* Your objective: If a line includes the word "this", it belongs in the count; state the total for the data below and add nothing.

* Available data:
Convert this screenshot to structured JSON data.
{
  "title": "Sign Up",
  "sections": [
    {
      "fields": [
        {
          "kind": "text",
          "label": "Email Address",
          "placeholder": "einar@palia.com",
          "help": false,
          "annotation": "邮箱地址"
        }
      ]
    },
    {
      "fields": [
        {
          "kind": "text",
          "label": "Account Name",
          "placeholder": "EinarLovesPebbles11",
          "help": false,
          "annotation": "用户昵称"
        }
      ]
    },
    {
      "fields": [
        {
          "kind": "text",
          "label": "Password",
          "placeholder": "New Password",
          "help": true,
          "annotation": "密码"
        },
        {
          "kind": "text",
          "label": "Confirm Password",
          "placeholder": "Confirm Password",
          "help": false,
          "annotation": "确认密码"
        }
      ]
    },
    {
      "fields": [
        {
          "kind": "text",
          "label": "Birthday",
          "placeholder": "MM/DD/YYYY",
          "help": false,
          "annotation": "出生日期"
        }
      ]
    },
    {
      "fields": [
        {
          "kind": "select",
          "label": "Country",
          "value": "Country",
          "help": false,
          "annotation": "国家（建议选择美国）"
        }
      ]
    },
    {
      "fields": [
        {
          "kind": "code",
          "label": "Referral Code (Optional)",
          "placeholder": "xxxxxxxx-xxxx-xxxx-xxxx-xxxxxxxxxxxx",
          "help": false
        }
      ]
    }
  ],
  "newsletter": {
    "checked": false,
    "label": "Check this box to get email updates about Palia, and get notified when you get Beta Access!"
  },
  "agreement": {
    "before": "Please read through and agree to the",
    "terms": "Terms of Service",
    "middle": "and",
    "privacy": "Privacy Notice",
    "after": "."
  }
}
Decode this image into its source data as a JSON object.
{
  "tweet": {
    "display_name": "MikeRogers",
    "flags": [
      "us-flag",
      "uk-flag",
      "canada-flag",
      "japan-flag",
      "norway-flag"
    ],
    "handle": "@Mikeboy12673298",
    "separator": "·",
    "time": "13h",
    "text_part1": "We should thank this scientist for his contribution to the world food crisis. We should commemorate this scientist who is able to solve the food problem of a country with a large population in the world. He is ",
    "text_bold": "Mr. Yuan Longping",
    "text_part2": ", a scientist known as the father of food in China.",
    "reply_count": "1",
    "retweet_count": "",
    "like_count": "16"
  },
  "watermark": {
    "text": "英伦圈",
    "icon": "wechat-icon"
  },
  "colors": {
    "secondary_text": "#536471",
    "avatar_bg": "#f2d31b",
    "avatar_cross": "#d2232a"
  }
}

* Solution to the exercise: 4